Their bottom line: When the Fed aims for higher inflation, middle-aged, middle-class households, who tend to have big mortgages, benefit at the expense of wealthy retirees, who have a lot of their savings in bank accounts and bonds. Poor and young households are less affected because they are less likely to own homes and their debt burdens are low. In this model, monetary policy not only creates winners and losers but this redistribution also has effects on the real economy: Aggregate consumption declines because winners are likely to spend a smaller fraction of their incomes than losers.
In the authors’ analysis, the redistributive effects of monetary policy operate mainly through the traditional channel: borrowers benefit from higher inflation, while lenders lose. But the authors also consider what happens if housing prices adjust to changes in demand. In their model, changes in inflation do not affect home prices in a uniform way. Prices for homes typically bought by first-time buyers rise little when inflation rises. But houses in demand by middle-aged homeowners, who are using their gains to try to upgrade, rise significantly. These changes in house prices—which hurt middle-age, middle class households and benefit elderly rich households—partially offset the direct redistributive effects of higher general inflation.
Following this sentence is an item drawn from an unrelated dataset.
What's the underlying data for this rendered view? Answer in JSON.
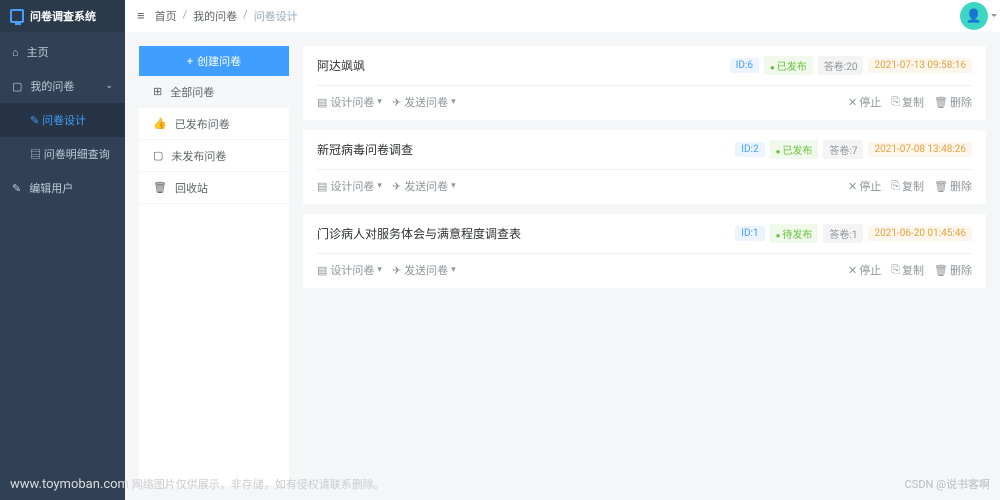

The authors evaluate the wealth changes arising from two scenarios. Both imagine an increase in inflation, one unanticipated and the other anticipated because the Fed announces an increase in its inflation target. The identity of the winners and losers is roughly the same in both of these scenarios, although losses incurred by the old rich are reduced considerably if the future course of inflation is anticipated. Thus, the authors find that, contrary to much of the recent rhetoric, looser monetary policy helps the middle-class and middle-aged at the expense of the wealthy aged. Given the magnitude of the gains for some and losses for others, big changes in monetary policy are likely to be politically contentious, the authors conclude.